Moving Afonso Alves on for anything close to the £12m paid would have been difficult enough without him picking up an injuiry last night, even though Benfica are apparently interested.
But then, if any player owes Southgate it is the Brazil international, who may find the Championship as much to his liking as the Dutch and Swedish leagues where he scored for fun.
Tuncay Sanli deserves to play Premier League football, as the sublime turn which brought the opening goal against Newcastle demonstrated.
Chelsea have monitored his progress since his arrival in England and he would thrive at any club with European ambitions next season.
Robert Huth doesn't strike me as a man who will stick around, and his departure would lessen the wage bill, which is close to the manageable rate which will sustain any time in the Football League.
Blocking Gary O'Neil's move south is also unlikely. Southgate knows he has the basis of a promising young squad and he can make David Wheater a figurehead, rather than sacrifice him too, and see if former Academy players like Matthew Bates, Tony McMahon, Andrew Taylor, Josh Walker and Adam Johnson in particular can thrive in the Championship.
He knows they will swim more than they sink, but this squad has been lacking experience all season and additions over the age of 30 are required in all departments and must be top of the club scouts' list.
Three years ago this month, Gareth Southgate led Middlesbrough out in Eindhoven for the UEFA Cup final, just days after West Ham had knocked them out of the FA Cup in the semi-finals.
They were thrashed 4-0 by Juande Ramos' Sevilla and within two months Southgate was manager.
He was told it would be tough and he has faced more difficulties and injuries than some managers face in a decade. And he has faced them with the honesty and intelligence which makes him one of football's good guys.

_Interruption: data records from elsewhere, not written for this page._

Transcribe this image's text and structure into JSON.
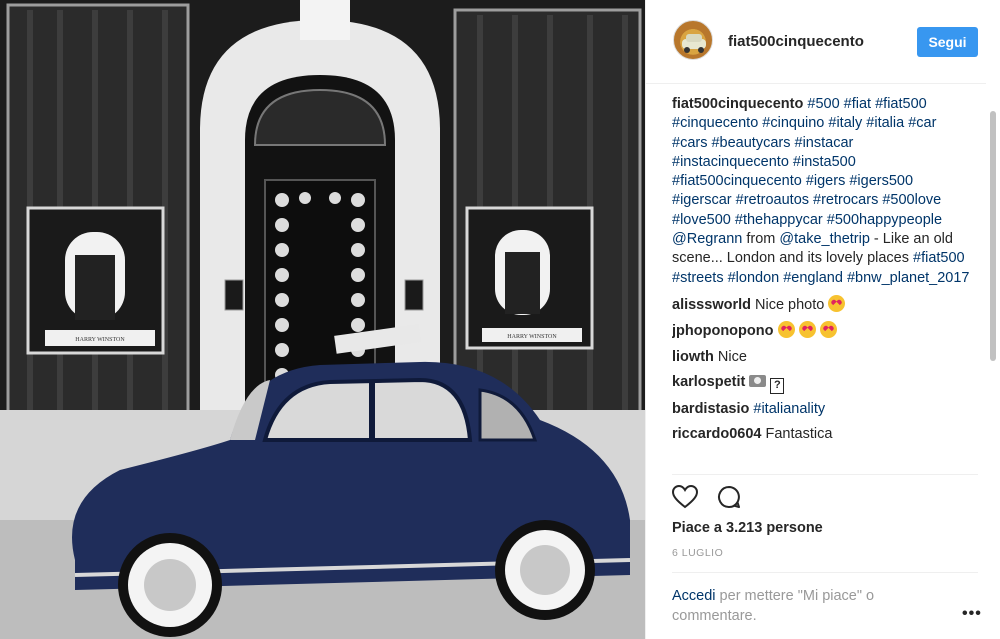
{
  "post": {
    "author": "fiat500cinquecento",
    "follow_label": "Segui",
    "caption_user": "fiat500cinquecento",
    "caption_tags": "#500 #fiat #fiat500 #cinquecento #cinquino #italy #italia #car #cars #beautycars #instacar #instacinquecento #insta500 #fiat500cinquecento #igers #igers500 #igerscar #retroautos #retrocars #500love #love500 #thehappycar #500happypeople",
    "caption_mention": "@Regrann",
    "caption_from": " from ",
    "caption_mention2": "@take_thetrip",
    "caption_text": " - Like an old scene... London and its lovely places ",
    "caption_tags2": "#fiat500 #streets #london #england #bnw_planet_2017",
    "likes": "Piace a 3.213 persone",
    "date": "6 LUGLIO",
    "storefront_sign_left": "HARRY WINSTON",
    "storefront_sign_right": "HARRY WINSTON"
  },
  "comments": [
    {
      "user": "alisssworld",
      "text": "Nice photo",
      "emoji": 1
    },
    {
      "user": "jphoponopono",
      "text": "",
      "emoji": 3
    },
    {
      "user": "liowth",
      "text": "Nice",
      "emoji": 0
    },
    {
      "user": "karlospetit",
      "text": "",
      "emoji": 0
    },
    {
      "user": "bardistasio",
      "text": "#italianality",
      "emoji": 0
    },
    {
      "user": "riccardo0604",
      "text": "Fantastica",
      "emoji": 0
    }
  ],
  "login": {
    "link": "Accedi",
    "text": " per mettere \"Mi piace\" o commentare."
  },
  "more_label": "•••",
  "icons": [
    "heart-icon",
    "comment-bubble-icon",
    "camera-icon",
    "heart-eyes-emoji",
    "more-options-icon"
  ],
  "colors": {
    "follow_button": "#3897f0",
    "hashtag": "#003569",
    "muted": "#999999",
    "car": "#1f2d5a"
  }
}
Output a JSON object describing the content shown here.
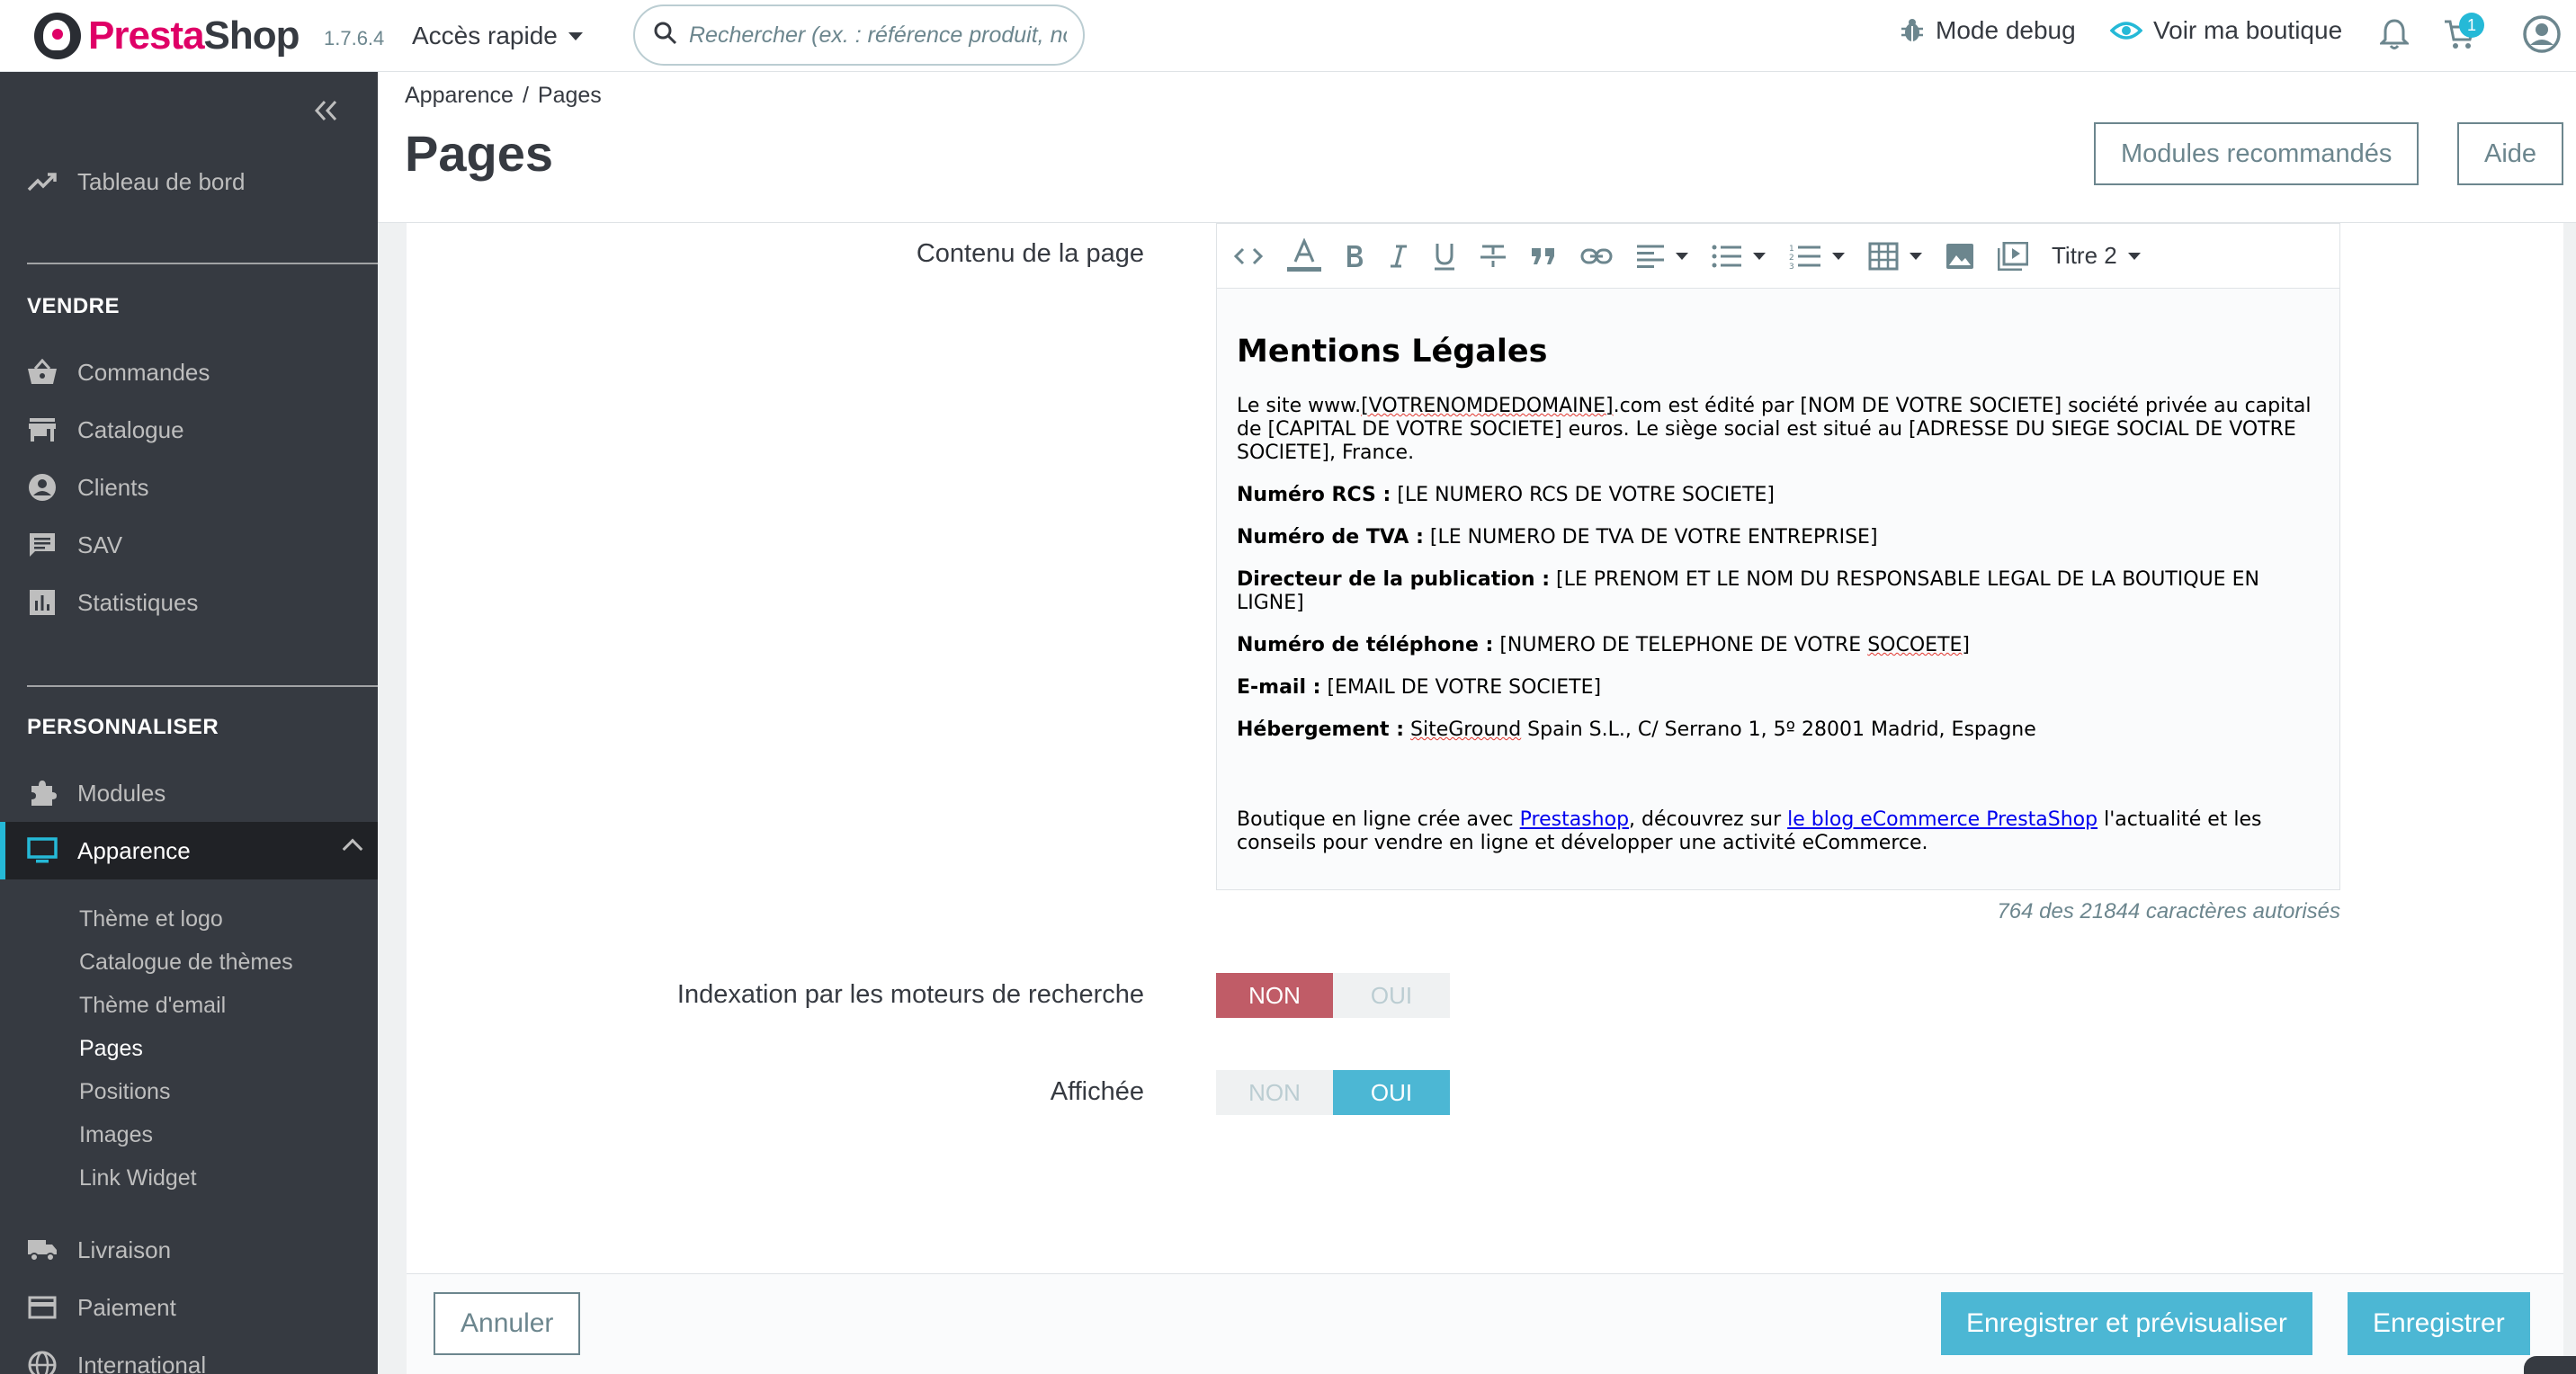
{
  "header": {
    "brand": "PrestaShop",
    "version": "1.7.6.4",
    "quick_access": "Accès rapide",
    "search_placeholder": "Rechercher (ex. : référence produit, nom",
    "debug_label": "Mode debug",
    "view_shop_label": "Voir ma boutique",
    "orders_badge": "1"
  },
  "sidebar": {
    "dashboard": "Tableau de bord",
    "section_sell": "VENDRE",
    "sell_items": [
      "Commandes",
      "Catalogue",
      "Clients",
      "SAV",
      "Statistiques"
    ],
    "section_customize": "PERSONNALISER",
    "modules": "Modules",
    "appearance": "Apparence",
    "appearance_sub": [
      "Thème et logo",
      "Catalogue de thèmes",
      "Thème d'email",
      "Pages",
      "Positions",
      "Images",
      "Link Widget"
    ],
    "shipping": "Livraison",
    "payment": "Paiement",
    "international": "International"
  },
  "pagehead": {
    "breadcrumb_parent": "Apparence",
    "breadcrumb_sep": "/",
    "breadcrumb_current": "Pages",
    "title": "Pages",
    "recommended_modules": "Modules recommandés",
    "help": "Aide"
  },
  "form": {
    "content_label": "Contenu de la page",
    "toolbar_heading": "Titre 2",
    "doc": {
      "heading": "Mentions Légales",
      "intro_a": "Le site www.",
      "intro_spell": "[VOTRENOMDEDOMAINE]",
      "intro_b": ".com est édité par [NOM DE VOTRE SOCIETE] société privée au capital de [CAPITAL DE VOTRE SOCIETE] euros. Le siège social est situé au [ADRESSE DU SIEGE SOCIAL DE VOTRE SOCIETE], France.",
      "rcs_label": "Numéro RCS :",
      "rcs_value": " [LE NUMERO RCS DE VOTRE SOCIETE]",
      "tva_label": "Numéro de TVA :",
      "tva_value": " [LE NUMERO DE TVA DE VOTRE ENTREPRISE]",
      "director_label": "Directeur de la publication :",
      "director_value": " [LE PRENOM ET LE NOM DU RESPONSABLE LEGAL DE LA BOUTIQUE EN LIGNE]",
      "phone_label": "Numéro de téléphone :",
      "phone_value_a": " [NUMERO DE TELEPHONE DE VOTRE ",
      "phone_value_spell": "SOCOETE",
      "phone_value_b": "]",
      "email_label": "E-mail :",
      "email_value": " [EMAIL DE VOTRE SOCIETE]",
      "host_label": "Hébergement :",
      "host_spell": "SiteGround",
      "host_value": " Spain S.L., C/ Serrano 1, 5º 28001 Madrid, Espagne",
      "footer_a": "Boutique en ligne crée avec ",
      "footer_link1": "Prestashop",
      "footer_b": ", découvrez sur ",
      "footer_link2": "le blog eCommerce PrestaShop",
      "footer_c": " l'actualité et les conseils pour vendre en ligne et développer une activité eCommerce."
    },
    "char_count": "764 des 21844 caractères autorisés",
    "indexation_label": "Indexation par les moteurs de recherche",
    "indexation_value": "NON",
    "displayed_label": "Affichée",
    "displayed_value": "OUI",
    "no": "NON",
    "yes": "OUI"
  },
  "footer": {
    "cancel": "Annuler",
    "save_preview": "Enregistrer et prévisualiser",
    "save": "Enregistrer"
  },
  "colors": {
    "brand": "#df0067",
    "primary": "#4cb7d4",
    "danger_switch": "#c05c67",
    "sidebar_bg": "#363a41"
  }
}
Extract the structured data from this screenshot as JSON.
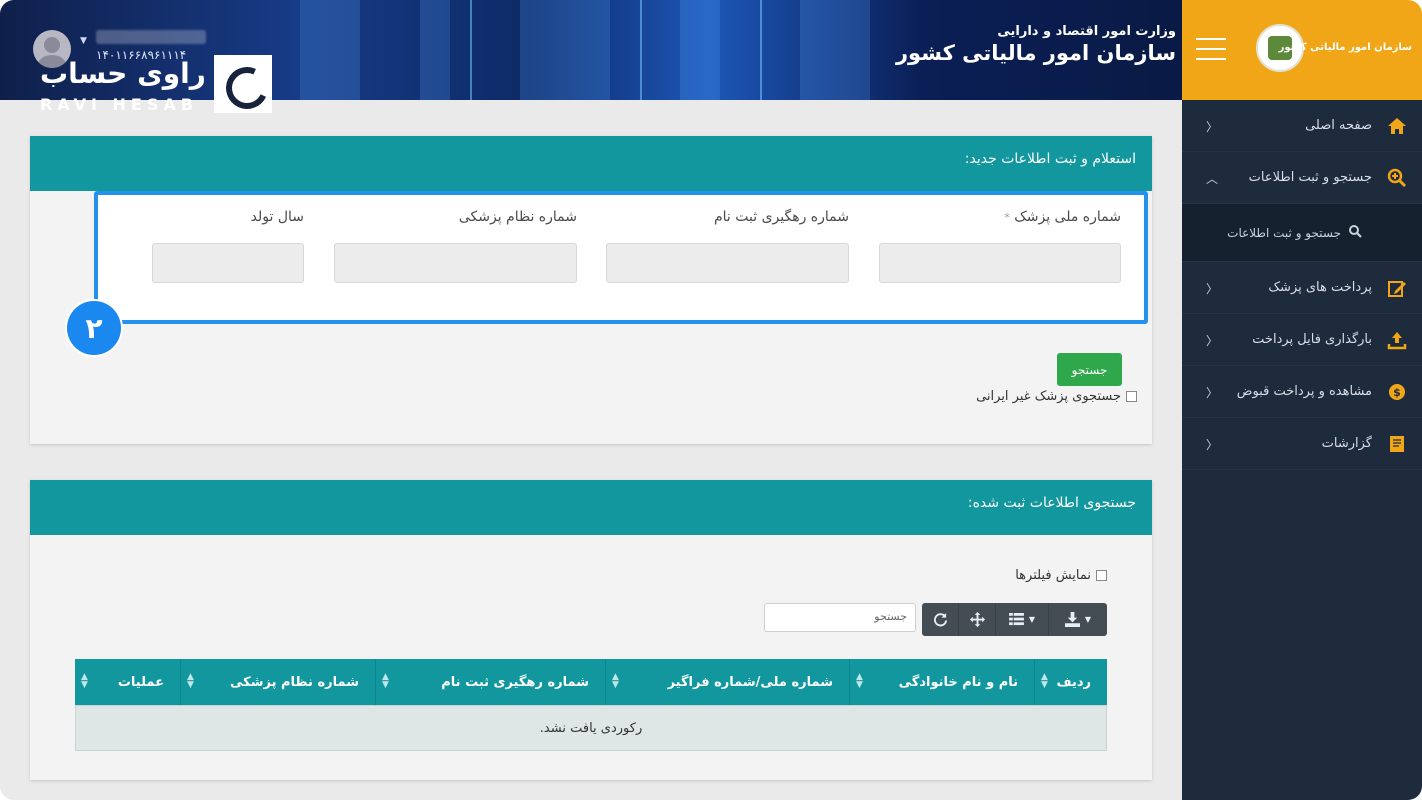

Most football fans, and Middlesbrough fans, want to see him succeed, he is after all one of the few English managers around, and no one wants to see him suffer.
But Southgate knows mistakes have been made, and he knows they must be addressed for the future.
It is ironic that he is on the verge of gaining the pro-licence which officially allows him to manage in the Premier League, and he now faces a season in the second tier.
Middlesbrough will have six coaches with the qualification which caused so much consternation when he was appointed, yet since Steve Harrison's departure they have lacked a strong leader among the staff who might have guided Southgate through the troubled waters of this season.
One major worry for Middlesbrough of course is how many season ticket holders they will lose if they do go down.
The club have always led the way in sensible and more affordable ticket pricing, and the cuts for next season were announced before most of their Premier League rivals, and perhaps with Championship football in mind.
But with the whole country gripped by financial constraints, relegation could not have come at a worse time for a town hardly renowned for its thriving economy, and even with the best marketing in the world, thousands are certain to abandon the club as they look to cut costs and personal expenditure.
Southgate and Gibson will meet and assess just where it has gone wrong over the last three years.
The answers they come up with over the coming weeks and months will determine just how many fans will go the distance with them.